On every line of the listing, check for "content"; copy the lines that have it.

> [Source material]
-=-=-=-=-

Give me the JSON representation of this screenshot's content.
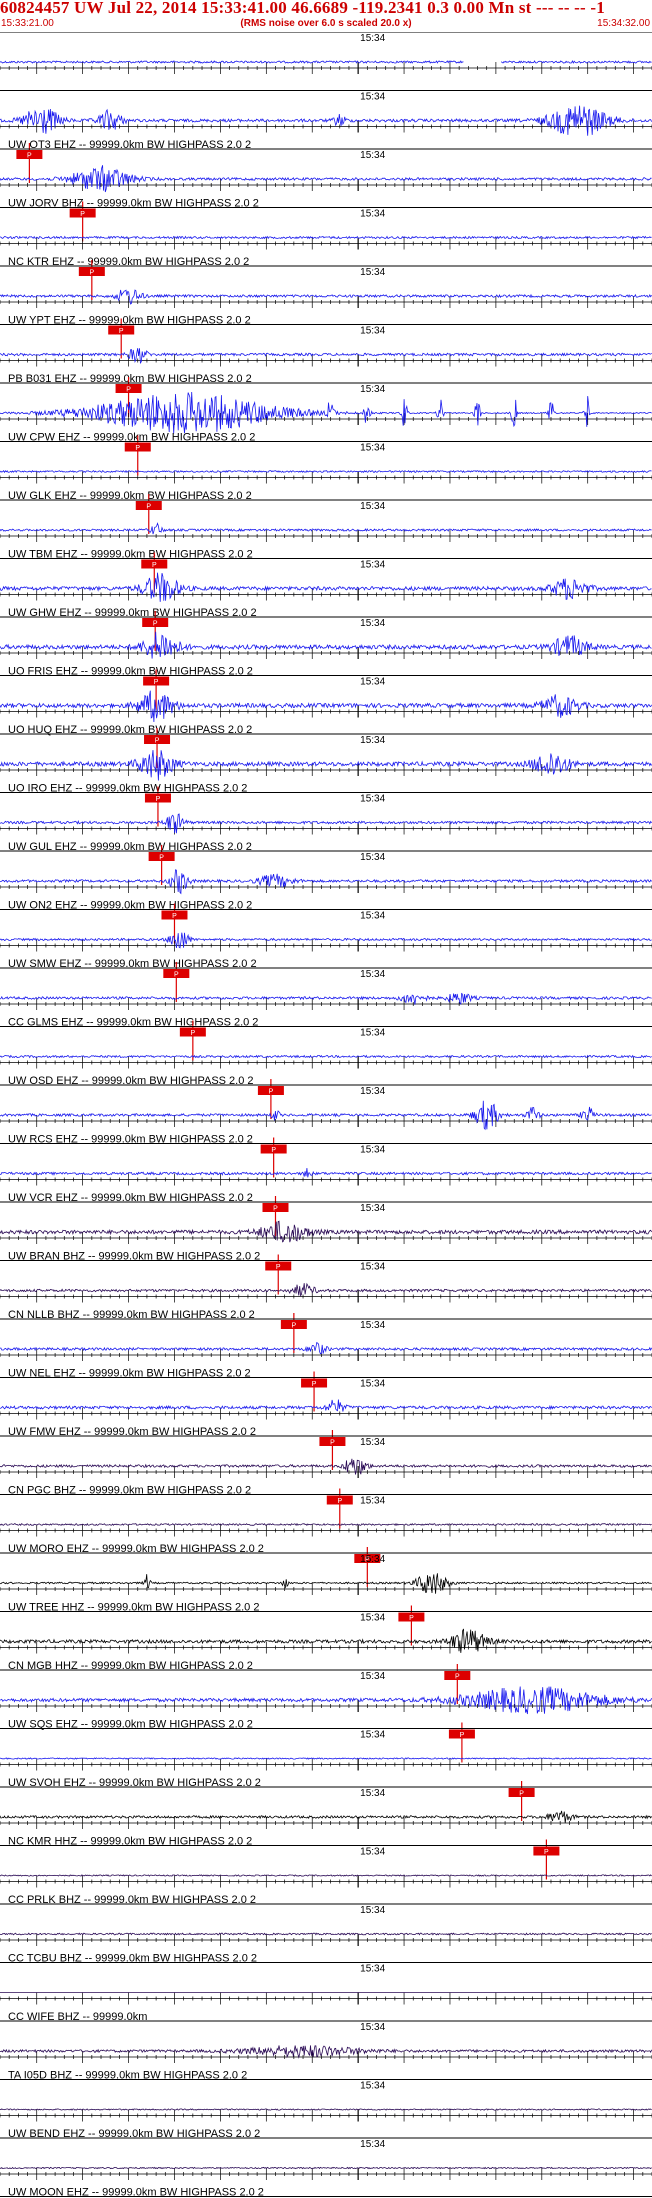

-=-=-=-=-

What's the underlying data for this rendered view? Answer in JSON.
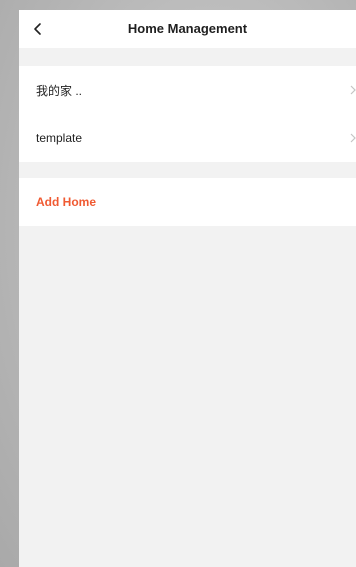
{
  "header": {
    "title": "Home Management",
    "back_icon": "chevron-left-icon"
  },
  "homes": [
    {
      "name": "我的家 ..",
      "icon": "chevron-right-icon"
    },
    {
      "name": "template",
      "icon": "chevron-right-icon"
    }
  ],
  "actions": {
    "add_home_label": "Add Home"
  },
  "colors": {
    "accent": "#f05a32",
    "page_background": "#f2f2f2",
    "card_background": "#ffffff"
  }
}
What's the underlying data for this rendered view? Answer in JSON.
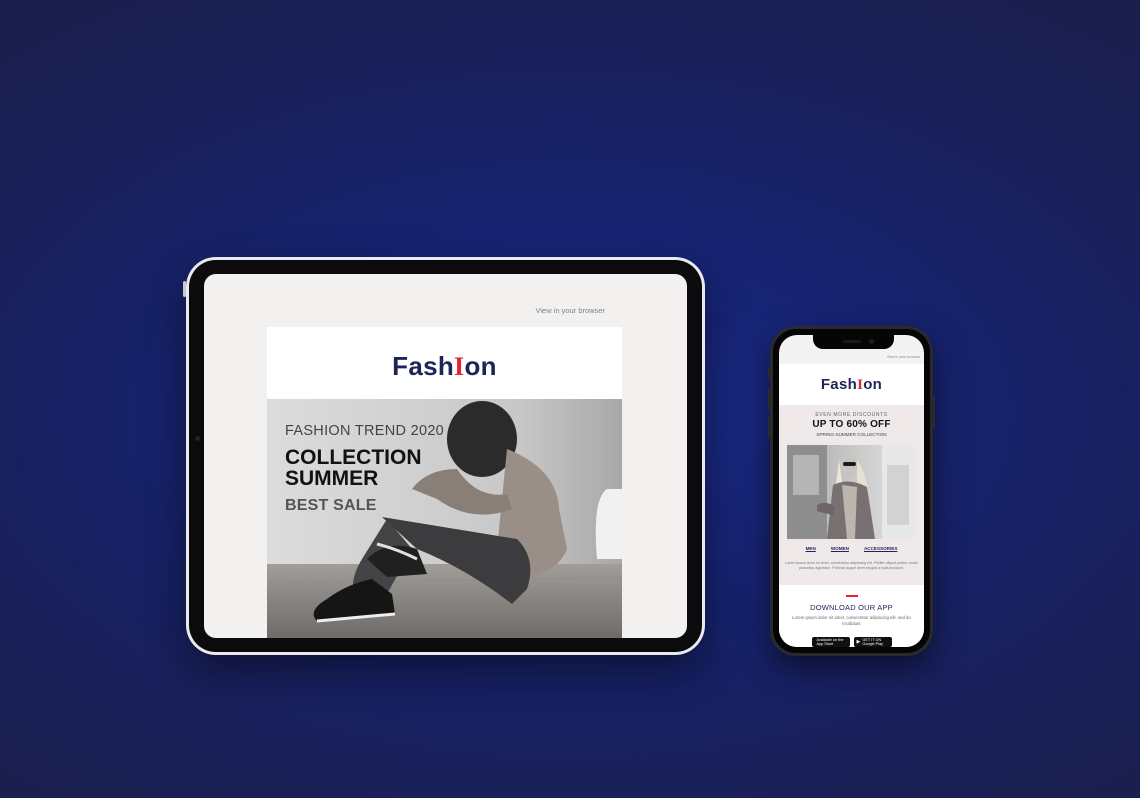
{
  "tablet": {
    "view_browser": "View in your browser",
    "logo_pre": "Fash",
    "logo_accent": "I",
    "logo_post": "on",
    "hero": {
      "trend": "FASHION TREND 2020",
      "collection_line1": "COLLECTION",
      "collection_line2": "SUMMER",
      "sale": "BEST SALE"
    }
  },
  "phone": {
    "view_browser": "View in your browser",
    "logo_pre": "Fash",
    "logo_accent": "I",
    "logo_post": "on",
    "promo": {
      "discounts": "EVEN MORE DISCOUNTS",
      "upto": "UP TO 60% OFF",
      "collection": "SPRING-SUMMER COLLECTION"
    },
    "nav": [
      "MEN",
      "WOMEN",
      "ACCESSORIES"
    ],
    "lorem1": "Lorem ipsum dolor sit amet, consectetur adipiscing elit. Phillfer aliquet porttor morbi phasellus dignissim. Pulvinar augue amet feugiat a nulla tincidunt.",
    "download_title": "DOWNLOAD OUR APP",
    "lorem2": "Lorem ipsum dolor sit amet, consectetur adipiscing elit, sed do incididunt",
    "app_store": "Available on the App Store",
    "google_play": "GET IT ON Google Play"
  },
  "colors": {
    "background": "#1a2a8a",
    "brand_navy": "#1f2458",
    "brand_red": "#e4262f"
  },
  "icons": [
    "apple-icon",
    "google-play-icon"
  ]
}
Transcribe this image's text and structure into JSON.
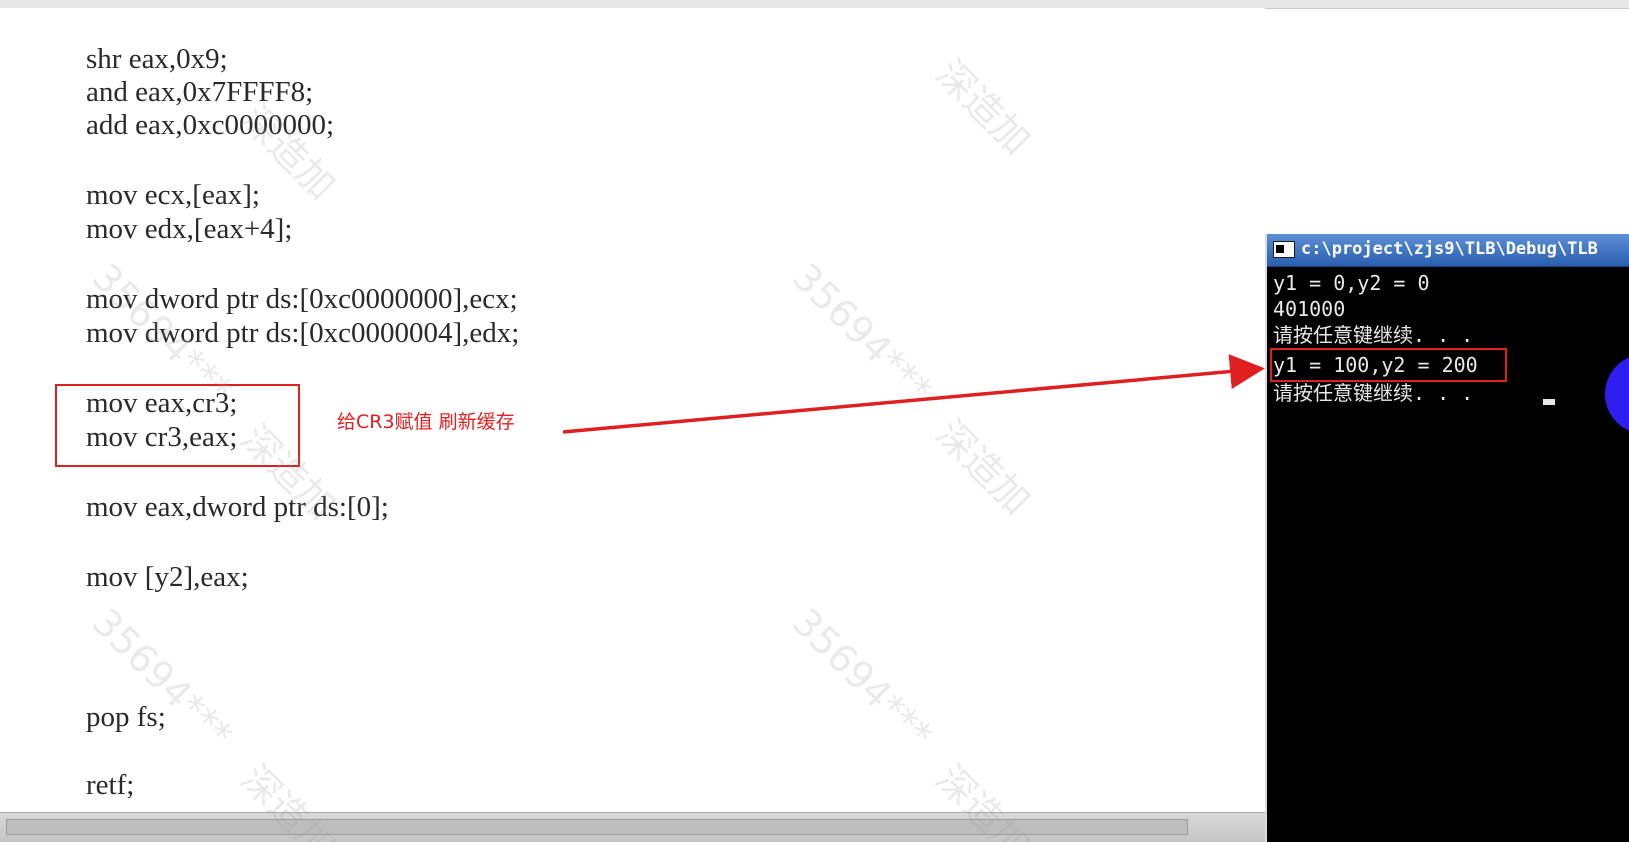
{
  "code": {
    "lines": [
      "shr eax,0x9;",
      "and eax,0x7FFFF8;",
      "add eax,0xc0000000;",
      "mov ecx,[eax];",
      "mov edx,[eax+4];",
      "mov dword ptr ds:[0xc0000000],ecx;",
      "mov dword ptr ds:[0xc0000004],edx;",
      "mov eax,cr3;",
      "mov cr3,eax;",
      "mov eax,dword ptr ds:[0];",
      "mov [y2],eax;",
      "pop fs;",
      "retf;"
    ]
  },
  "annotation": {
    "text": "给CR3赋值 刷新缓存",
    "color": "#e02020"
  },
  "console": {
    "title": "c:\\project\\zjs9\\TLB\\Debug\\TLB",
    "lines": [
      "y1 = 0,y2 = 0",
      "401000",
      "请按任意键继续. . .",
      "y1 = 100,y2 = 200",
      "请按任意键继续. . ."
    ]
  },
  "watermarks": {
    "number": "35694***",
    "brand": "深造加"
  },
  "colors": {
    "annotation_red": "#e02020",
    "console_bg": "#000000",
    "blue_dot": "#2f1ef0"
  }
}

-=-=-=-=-

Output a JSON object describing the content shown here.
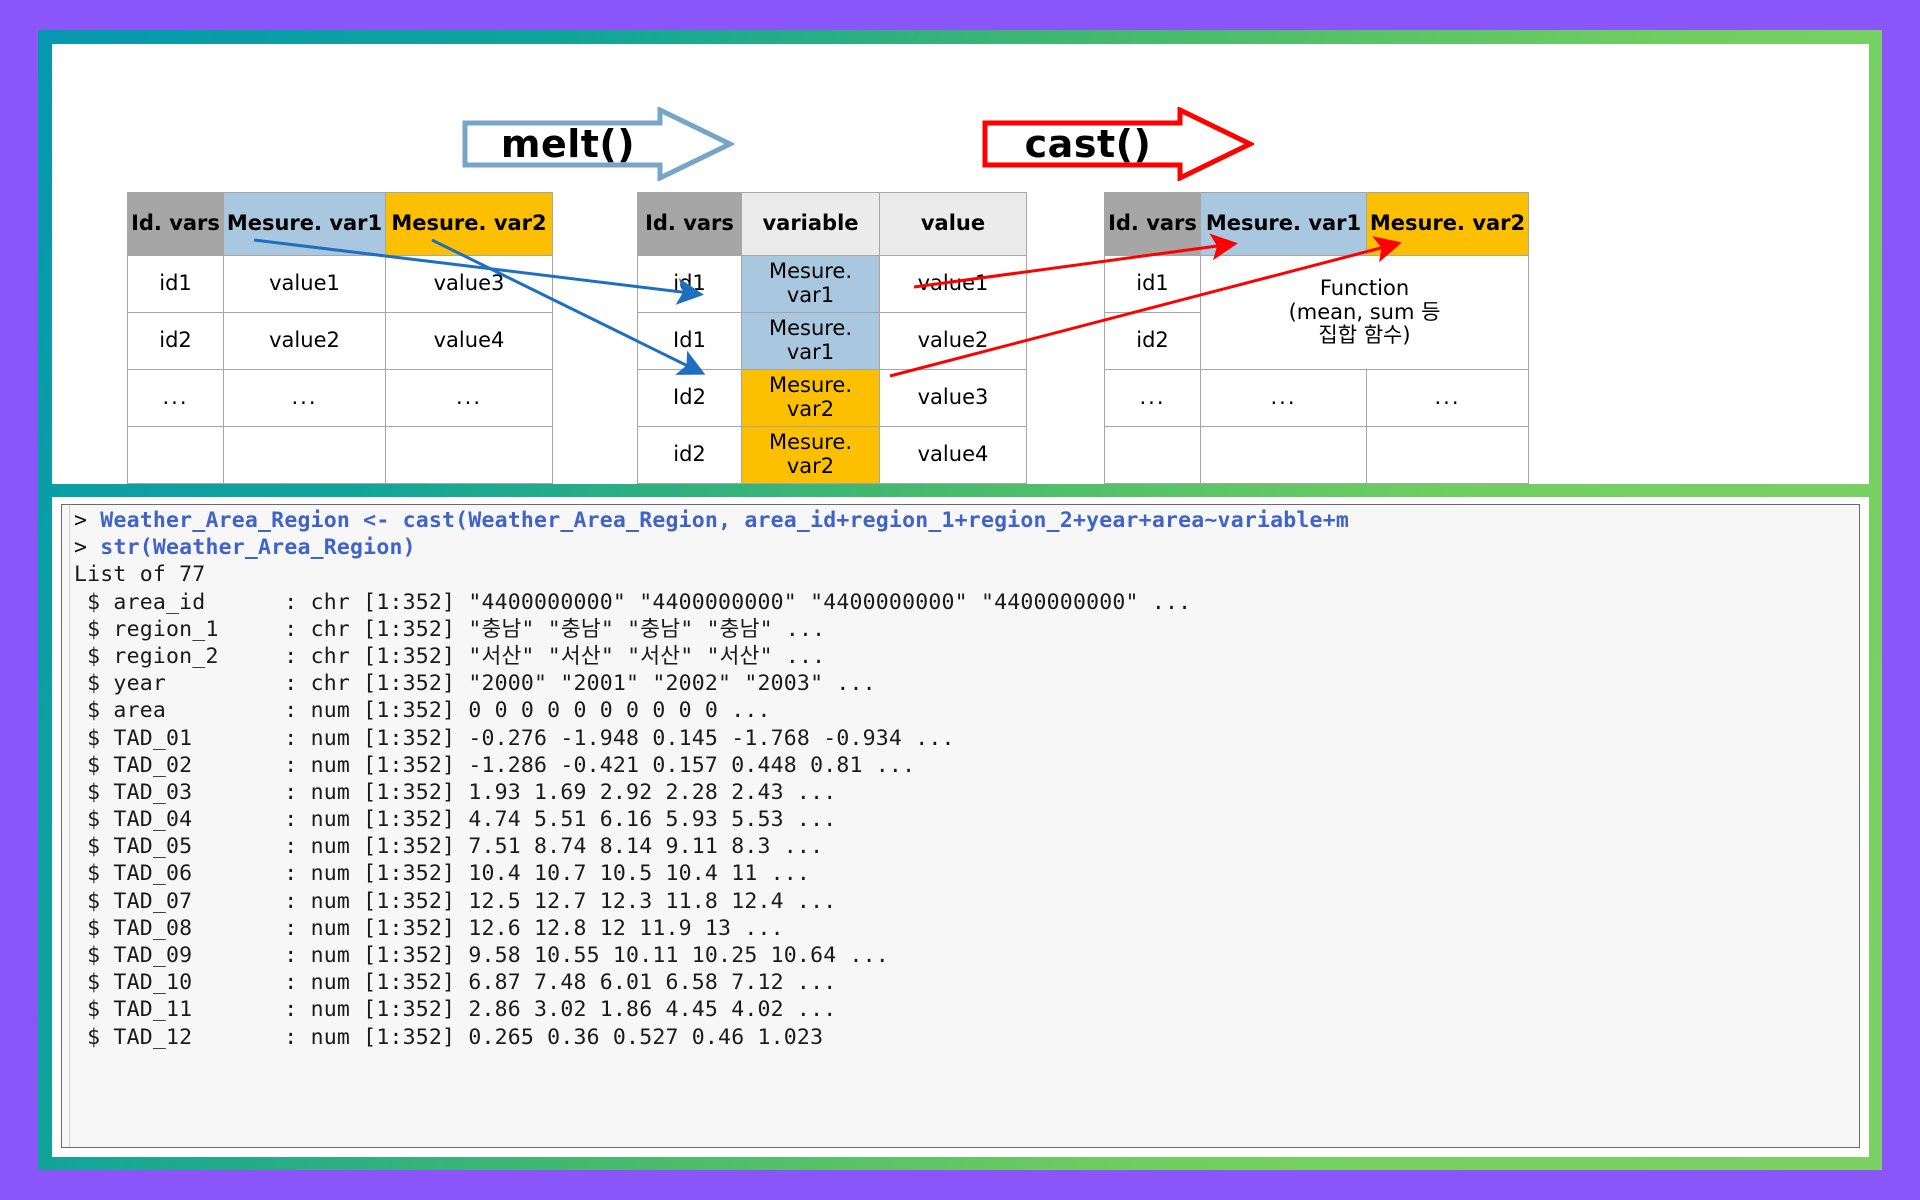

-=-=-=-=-

> [Exercise response]
Give me the JSON representation of this screenshot's content.
Output a JSON object describing the content shown here.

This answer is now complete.